Whether I’m in an IEP meeting or a doctor’s office, hearing my son’s name and autism in the same sentence never sits well with me. It’s not easy hearing about what I see everyday. I feel there’s no need for a repeat of something I am well aware of. But I do listen, knowing there’s not a period after autism unless we put one there. Callie’s not defined by the diagnosis or his struggles. Nor is he defined by the questionable day to day and future that seems to be reiterated when sitting across from individuals who see no further than the black and white printed before them. Similar is prejudgment from people who do not know my son at all. At a glance, he’s immediately boxed into “weird”, “sick”, “pity” or “misbehaved” without reading one page of our story. In both instances, all one sees is the outer. Beyond that, everything is blurry or goes dark.
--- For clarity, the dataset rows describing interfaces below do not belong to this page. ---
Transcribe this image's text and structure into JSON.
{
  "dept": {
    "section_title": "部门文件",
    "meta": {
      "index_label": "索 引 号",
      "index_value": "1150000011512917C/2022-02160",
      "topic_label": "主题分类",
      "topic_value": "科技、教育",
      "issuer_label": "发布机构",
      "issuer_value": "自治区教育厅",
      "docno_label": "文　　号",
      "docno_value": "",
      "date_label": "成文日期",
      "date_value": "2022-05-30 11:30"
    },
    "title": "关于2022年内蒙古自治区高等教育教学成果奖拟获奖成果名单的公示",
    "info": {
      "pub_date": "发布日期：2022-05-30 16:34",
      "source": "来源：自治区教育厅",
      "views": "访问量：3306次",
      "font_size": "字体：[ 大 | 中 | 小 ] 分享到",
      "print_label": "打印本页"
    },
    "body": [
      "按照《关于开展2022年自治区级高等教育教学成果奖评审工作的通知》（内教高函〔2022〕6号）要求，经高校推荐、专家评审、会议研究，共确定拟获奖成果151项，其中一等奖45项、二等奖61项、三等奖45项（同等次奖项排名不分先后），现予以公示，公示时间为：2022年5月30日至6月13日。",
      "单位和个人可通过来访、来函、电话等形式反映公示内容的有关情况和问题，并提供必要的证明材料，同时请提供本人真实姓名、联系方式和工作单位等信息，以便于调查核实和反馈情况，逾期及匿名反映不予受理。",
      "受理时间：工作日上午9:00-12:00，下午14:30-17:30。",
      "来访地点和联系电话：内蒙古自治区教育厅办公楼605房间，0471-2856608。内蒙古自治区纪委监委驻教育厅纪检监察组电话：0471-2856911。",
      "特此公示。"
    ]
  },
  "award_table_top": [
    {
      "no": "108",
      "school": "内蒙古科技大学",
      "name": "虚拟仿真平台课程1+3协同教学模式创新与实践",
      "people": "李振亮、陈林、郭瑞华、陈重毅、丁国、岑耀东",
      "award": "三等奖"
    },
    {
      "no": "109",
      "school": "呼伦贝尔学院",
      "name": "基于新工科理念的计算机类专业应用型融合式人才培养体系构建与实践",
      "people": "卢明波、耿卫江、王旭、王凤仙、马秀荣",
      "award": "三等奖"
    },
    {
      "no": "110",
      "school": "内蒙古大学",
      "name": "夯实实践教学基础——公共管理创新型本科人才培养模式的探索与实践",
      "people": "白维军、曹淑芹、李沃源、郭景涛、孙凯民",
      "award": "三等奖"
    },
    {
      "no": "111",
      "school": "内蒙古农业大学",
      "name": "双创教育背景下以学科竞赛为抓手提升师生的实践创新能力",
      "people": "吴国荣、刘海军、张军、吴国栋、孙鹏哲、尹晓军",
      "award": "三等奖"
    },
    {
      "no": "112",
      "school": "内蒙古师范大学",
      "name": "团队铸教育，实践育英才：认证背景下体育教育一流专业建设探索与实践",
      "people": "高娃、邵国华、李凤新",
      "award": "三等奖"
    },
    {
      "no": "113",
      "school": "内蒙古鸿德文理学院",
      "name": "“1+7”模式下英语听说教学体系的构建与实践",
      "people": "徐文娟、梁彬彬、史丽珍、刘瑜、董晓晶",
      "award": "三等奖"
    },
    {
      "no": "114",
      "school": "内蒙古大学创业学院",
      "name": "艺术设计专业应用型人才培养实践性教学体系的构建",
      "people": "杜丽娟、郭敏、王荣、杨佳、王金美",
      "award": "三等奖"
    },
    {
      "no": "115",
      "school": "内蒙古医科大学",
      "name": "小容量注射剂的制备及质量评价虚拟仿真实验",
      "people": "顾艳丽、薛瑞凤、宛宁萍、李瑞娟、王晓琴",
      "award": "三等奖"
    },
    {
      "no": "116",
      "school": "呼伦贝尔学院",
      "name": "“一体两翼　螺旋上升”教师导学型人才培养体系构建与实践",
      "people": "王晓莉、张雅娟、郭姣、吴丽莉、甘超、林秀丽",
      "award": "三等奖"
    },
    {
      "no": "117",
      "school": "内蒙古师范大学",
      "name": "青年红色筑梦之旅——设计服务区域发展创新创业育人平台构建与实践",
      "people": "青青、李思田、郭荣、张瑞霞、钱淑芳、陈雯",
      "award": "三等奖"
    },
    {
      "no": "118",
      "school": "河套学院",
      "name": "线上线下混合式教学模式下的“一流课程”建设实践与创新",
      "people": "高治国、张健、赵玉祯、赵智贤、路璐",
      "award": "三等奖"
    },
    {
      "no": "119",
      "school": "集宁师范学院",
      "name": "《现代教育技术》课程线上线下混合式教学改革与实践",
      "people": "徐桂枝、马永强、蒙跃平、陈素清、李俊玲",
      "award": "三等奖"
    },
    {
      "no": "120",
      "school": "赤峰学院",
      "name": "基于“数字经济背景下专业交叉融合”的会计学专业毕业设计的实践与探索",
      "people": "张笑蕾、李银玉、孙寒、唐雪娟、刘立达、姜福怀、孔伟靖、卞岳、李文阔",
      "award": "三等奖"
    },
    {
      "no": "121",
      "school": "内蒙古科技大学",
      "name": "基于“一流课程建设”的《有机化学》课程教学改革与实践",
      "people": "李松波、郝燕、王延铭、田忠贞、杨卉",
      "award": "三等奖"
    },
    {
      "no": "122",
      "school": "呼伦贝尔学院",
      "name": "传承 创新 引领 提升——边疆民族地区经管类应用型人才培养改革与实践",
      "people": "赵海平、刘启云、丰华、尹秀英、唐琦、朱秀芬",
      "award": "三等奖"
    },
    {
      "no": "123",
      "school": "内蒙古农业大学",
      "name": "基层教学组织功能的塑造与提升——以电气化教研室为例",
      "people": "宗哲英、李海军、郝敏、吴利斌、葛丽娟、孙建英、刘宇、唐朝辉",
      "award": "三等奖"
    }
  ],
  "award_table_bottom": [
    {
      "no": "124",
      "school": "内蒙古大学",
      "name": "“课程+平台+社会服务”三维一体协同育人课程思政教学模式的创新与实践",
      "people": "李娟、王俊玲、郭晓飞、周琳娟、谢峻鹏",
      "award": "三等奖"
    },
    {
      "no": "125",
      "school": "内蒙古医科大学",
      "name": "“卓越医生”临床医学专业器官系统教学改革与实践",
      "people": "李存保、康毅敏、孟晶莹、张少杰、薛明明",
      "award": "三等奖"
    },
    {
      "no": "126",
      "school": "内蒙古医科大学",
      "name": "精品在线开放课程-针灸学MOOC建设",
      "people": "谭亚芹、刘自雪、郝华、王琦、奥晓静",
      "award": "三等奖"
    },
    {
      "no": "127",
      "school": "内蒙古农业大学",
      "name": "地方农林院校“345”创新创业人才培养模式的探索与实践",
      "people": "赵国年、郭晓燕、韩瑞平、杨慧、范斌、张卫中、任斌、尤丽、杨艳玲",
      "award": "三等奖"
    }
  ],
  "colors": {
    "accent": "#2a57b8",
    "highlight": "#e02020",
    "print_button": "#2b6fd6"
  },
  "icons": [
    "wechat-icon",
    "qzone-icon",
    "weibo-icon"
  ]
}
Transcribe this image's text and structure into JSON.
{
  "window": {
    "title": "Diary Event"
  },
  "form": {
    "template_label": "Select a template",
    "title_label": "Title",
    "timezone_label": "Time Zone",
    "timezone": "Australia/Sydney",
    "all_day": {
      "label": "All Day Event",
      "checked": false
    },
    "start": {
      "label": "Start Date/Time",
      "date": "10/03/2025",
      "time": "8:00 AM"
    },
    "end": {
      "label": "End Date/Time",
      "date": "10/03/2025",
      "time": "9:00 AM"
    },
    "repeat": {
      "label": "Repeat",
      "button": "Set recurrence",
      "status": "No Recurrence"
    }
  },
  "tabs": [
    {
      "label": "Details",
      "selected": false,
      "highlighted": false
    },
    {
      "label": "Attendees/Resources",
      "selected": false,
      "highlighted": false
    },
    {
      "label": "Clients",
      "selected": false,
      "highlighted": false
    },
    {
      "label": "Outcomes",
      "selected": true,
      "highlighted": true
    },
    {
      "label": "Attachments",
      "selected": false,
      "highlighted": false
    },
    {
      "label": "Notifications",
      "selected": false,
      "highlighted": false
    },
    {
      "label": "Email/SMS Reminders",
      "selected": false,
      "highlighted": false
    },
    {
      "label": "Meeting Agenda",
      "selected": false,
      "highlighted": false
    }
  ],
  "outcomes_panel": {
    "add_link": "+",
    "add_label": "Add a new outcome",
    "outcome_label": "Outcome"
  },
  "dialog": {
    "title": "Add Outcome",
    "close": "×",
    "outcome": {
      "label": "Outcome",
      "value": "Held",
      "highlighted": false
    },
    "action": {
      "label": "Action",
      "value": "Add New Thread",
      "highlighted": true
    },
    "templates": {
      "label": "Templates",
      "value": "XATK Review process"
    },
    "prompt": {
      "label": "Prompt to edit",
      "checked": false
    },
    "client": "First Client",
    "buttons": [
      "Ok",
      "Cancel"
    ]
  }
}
Some people don’t want to take the time to get to know a person on the spectrum….not even to make an acquaintance. They equate autism with meaning “no ability” and no hope. I realize that seeing a person with a different normal than yourself can be intimidating, especially when the “what’s wrong” is something you are unfamiliar with. For others, seeing past it is a challenge, particularly when hope has been a lost art in chapters of their own book. They see accomplishments (big or small) as merely something that just happened and not stepping stones forward that we should expect or bank on. But even though my son’s name and autism appears to go hand in hand, no matter if the dialogue is with me or in my peripheral, I see a silent conversation going on represented by people’s fixated eyes on my son, I know who my son is. He’s absolutely amazing! And yes, our breaking moments come and go, but that does not change nor erase the incredible gift he is. It only validates the star of endurance in him and further allows him to come out shining beyond the unlit all around him.
Thanks for listening,